Walker and WHO working towards an integrated health and climate information system for improved readiness

Friday, April 7, 2017

By Didacus B. Namanya

This blog tackles the climate change and health nexus in the context of identifying the relevant metrics and developing a toolkit for guiding health systems to improve their readiness/response to climate related impacts. Climate change readiness may include innovative and practical ways through which a system is prepared to respond to the climate change challenge.

In the public health perspective, climate change readiness inevitably requires the acquisition, storage, analysis and timely dissemination and utilization of climate information; which must be adequately integrated with health information systems (HIS) to act as a basis of informed climate smart decision-making at various levels of the health care system. However, climate information is a core function of the environment sector mandated to hydrometeorology professionals. This raises a legitimate question; “ how can relevant climate and health information be shared between the health and climate sectors to create readiness with appropriate response measures?”

To answer this question requires that the health sector(s) must find sustainable ways of collaborating with climate information services (CIS) and other sectors in order to strengthen health system readiness/preparedness thereby creating a climate-smart health system that are ready to face the impacts posed by a changing climate. Doing this underpins Sustainable Development Goal 13 or Climate Action.
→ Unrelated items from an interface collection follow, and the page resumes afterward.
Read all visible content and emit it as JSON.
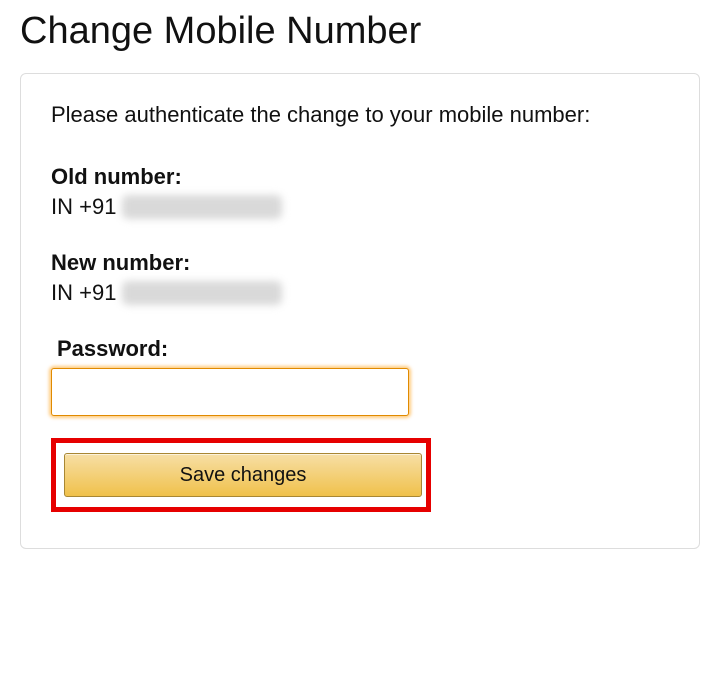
{
  "title": "Change Mobile Number",
  "instructions": "Please authenticate the change to your mobile number:",
  "old_number": {
    "label": "Old number:",
    "prefix": "IN +91"
  },
  "new_number": {
    "label": "New number:",
    "prefix": "IN +91"
  },
  "password": {
    "label": "Password:",
    "value": ""
  },
  "save_button": "Save changes"
}
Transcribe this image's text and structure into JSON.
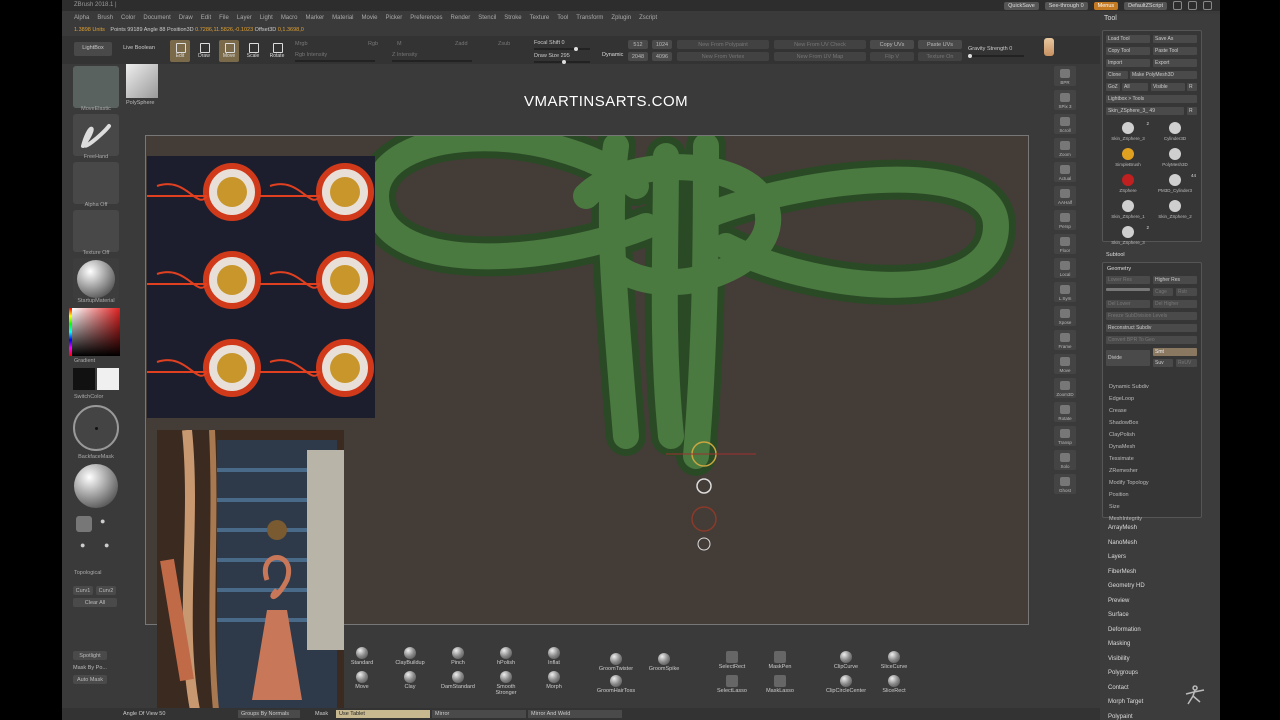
{
  "app": {
    "title": "ZBrush 2018.1 |",
    "menus": [
      "Alpha",
      "Brush",
      "Color",
      "Document",
      "Draw",
      "Edit",
      "File",
      "Layer",
      "Light",
      "Macro",
      "Marker",
      "Material",
      "Movie",
      "Picker",
      "Preferences",
      "Render",
      "Stencil",
      "Stroke",
      "Texture",
      "Tool",
      "Transform",
      "Zplugin",
      "Zscript"
    ],
    "quicksave": "QuickSave",
    "seethrough": "See-through 0",
    "menus_btn": "Menus",
    "script": "DefaultZScript"
  },
  "infobar": {
    "units": "1.3898 Units",
    "points": "Points 99189 Angle 88 Position3D",
    "position": "0.7286,11.5826,-0.1023",
    "offset_label": "Offset3D",
    "offset": "0,1.3698,0"
  },
  "toolbar": {
    "lightbox": "LightBox",
    "live_boolean": "Live Boolean",
    "edit": "Edit",
    "draw": "Draw",
    "move": "Move",
    "scale": "Scale",
    "rotate": "Rotate",
    "focal_shift": "Focal Shift 0",
    "draw_size": "Draw Size 295",
    "dynamic": "Dynamic",
    "rgb_intensity": "Rgb Intensity",
    "z_intensity": "Z Intensity",
    "rgb": "Rgb",
    "zadd": "Zadd",
    "zsub": "Zsub",
    "mrgb": "Mrgb",
    "m": "M",
    "res_512": "512",
    "res_1024": "1024",
    "res_2048": "2048",
    "res_4096": "4096",
    "new_from_polypaint": "New From Polypaint",
    "new_from_uv_check": "New From UV Check",
    "new_from_uv_map": "New From UV Map",
    "new_from_vertex": "New From Vertex",
    "copy_uvs": "Copy UVs",
    "paste_uvs": "Paste UVs",
    "flip_v": "Flip V",
    "texture_on": "Texture On",
    "gravity_strength": "Gravity Strength 0"
  },
  "watermark": "VMARTINSARTS.COM",
  "left_shelf": {
    "brush": "MoveElastic",
    "stroke": "FreeHand",
    "alpha": "Alpha Off",
    "texture": "Texture Off",
    "material": "StartupMaterial",
    "gradient": "Gradient",
    "switch_color": "SwitchColor",
    "backface_mask": "BackfaceMask",
    "topological": "Topological",
    "curv1": "Curv1",
    "curv2": "Curv2",
    "clear_all": "Clear All",
    "spotlight": "Spotlight",
    "mask_by_polygroups": "Mask By Po...",
    "auto_mask": "Auto Mask"
  },
  "poly_sphere": "PolySphere",
  "right_shelf": [
    "BPR",
    "SPix 3",
    "Scroll",
    "Zoom",
    "Actual",
    "AAHalf",
    "Persp",
    "Floor",
    "Local",
    "L.Sym",
    "Xpose",
    "Frame",
    "Move",
    "Zoom3D",
    "Rotate",
    "Transp",
    "Solo",
    "Ghost"
  ],
  "tool_panel": {
    "title": "Tool",
    "load_tool": "Load Tool",
    "save_as": "Save As",
    "copy_tool": "Copy Tool",
    "paste_tool": "Paste Tool",
    "import": "Import",
    "export": "Export",
    "clone": "Clone",
    "make_polymesh": "Make PolyMesh3D",
    "goz": "GoZ",
    "all": "All",
    "visible": "Visible",
    "r": "R",
    "lightbox_tools": "Lightbox > Tools",
    "current_tool": "Skin_ZSphere_3_ 49",
    "current_tool_r": "R",
    "tools": [
      {
        "name": "Skin_ZSphere_3",
        "count": "2"
      },
      {
        "name": "Cylinder3D",
        "count": ""
      },
      {
        "name": "SimpleBrush",
        "count": ""
      },
      {
        "name": "PolyMesh3D",
        "count": ""
      },
      {
        "name": "ZSphere",
        "count": ""
      },
      {
        "name": "PM3D_Cylinder3",
        "count": "44"
      },
      {
        "name": "Skin_ZSphere_1",
        "count": ""
      },
      {
        "name": "Skin_ZSphere_2",
        "count": ""
      },
      {
        "name": "Skin_ZSphere_3",
        "count": "2"
      }
    ],
    "subtool": "Subtool",
    "geometry": "Geometry",
    "lower_res": "Lower Res",
    "higher_res": "Higher Res",
    "sdiv": "SDiv",
    "cage": "Cage",
    "rstr": "Rstr",
    "del_lower": "Del Lower",
    "del_higher": "Del Higher",
    "freeze_subdiv": "Freeze SubDivision Levels",
    "reconstruct_subdiv": "Reconstruct Subdiv",
    "convert_bpr": "Convert BPR To Geo",
    "divide": "Divide",
    "smt": "Smt",
    "suv": "Suv",
    "reuv": "ReUV",
    "sections": [
      "Dynamic Subdiv",
      "EdgeLoop",
      "Crease",
      "ShadowBox",
      "ClayPolish",
      "DynaMesh",
      "Tessimate",
      "ZRemesher",
      "Modify Topology",
      "Position",
      "Size",
      "MeshIntegrity"
    ],
    "menus": [
      "ArrayMesh",
      "NanoMesh",
      "Layers",
      "FiberMesh",
      "Geometry HD",
      "Preview",
      "Surface",
      "Deformation",
      "Masking",
      "Visibility",
      "Polygroups",
      "Contact",
      "Morph Target",
      "Polypaint"
    ]
  },
  "bottom_shelf": {
    "brushes": [
      {
        "name": "Standard"
      },
      {
        "name": "ClayBuildup"
      },
      {
        "name": "Pinch"
      },
      {
        "name": "hPolish"
      },
      {
        "name": "Inflat"
      },
      {
        "name": "Move"
      },
      {
        "name": "Clay"
      },
      {
        "name": "DamStandard"
      },
      {
        "name": "Smooth Stronger"
      },
      {
        "name": "Morph"
      },
      {
        "name": "GroomTwister"
      },
      {
        "name": "GroomSpike"
      },
      {
        "name": "GroomHairToss"
      },
      {
        "name": "SelectRect"
      },
      {
        "name": "MaskPen"
      },
      {
        "name": "SelectLasso"
      },
      {
        "name": "MaskLasso"
      },
      {
        "name": "ClipCurve"
      },
      {
        "name": "SliceCurve"
      },
      {
        "name": "ClipCircleCenter"
      },
      {
        "name": "SliceRect"
      }
    ]
  },
  "bottom_bar": {
    "angle_of_view": "Angle Of View 50",
    "groups_by_normals": "Groups By Normals",
    "mask": "Mask",
    "use_tablet": "Use Tablet",
    "mirror": "Mirror",
    "mirror_and_weld": "Mirror And Weld"
  },
  "colors": {
    "ui_bg": "#3a3a3a",
    "viewport_bg": "#443c36",
    "rope_green": "#3f6b38",
    "accent_orange": "#c47a22"
  }
}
Against the above backdrop, our group led by Rosalind Cornforth, and comprising of Mackenzie Dove, Tiwonge Manda, Celia Petty, and myself, Didacus Namanya visited Malawi (Blantyre, Zomba and Lilongwe), under the auspices of the World Health Organisation.

The team worked along the meetings held between 14th to 22nd March 2017 on climate change and health communication, development of the health national adaptation plan (H-NAP) and the last one on Integrated Disease Surveillance (IDSR) to conduct key informant interviews (KIIs) using a standard structured questionnaire. In addition, other government and development partner key informants were identified and interviewed. In all up # KIIs were completed and focused group discussions were conducted.

 

My unique contribution on this task lay in sharing expertise on climate and health systems, integrated disease surveillance, and climate change policy development and implementation. I have been a Senior Health Geographer for over 15 years, and a focal point of contact for climate change and health systems adaption/resilience in the Ministry of Health in Uganda.

In Malawi, I participated in administering key questionnaires in Malawi to evaluate readiness assessment capacity and identify the specific data/metrics required for the development and testing of the Toolkit. I also participated in the initial, desk-based development of the Toolkit and established preliminary analysis methodology for the co-design process.

Climate data and health information exist in well-kept datasets throughout Malawi and while there is an established structure of collecting this data from grassroots to national level, there is no formal integration of HIS/CIS (with the exception of the Met sharing forecasts, especially of heavy rains and flooding to help the health sector prepare for disease outbreaks).

From the key informant interviews and group discussions in Malawi with officials from the health and environment/climate sectors it is very clear that the climate health nexus potential in terms of exploiting the common grounds for forecasting, developing early warning systems (EWS), and improving dissemination to facilitate better decision making is still not adequately tapped. The development of the CIS/HIS Readiness Toolkit is a unique opportunity to fill this gap.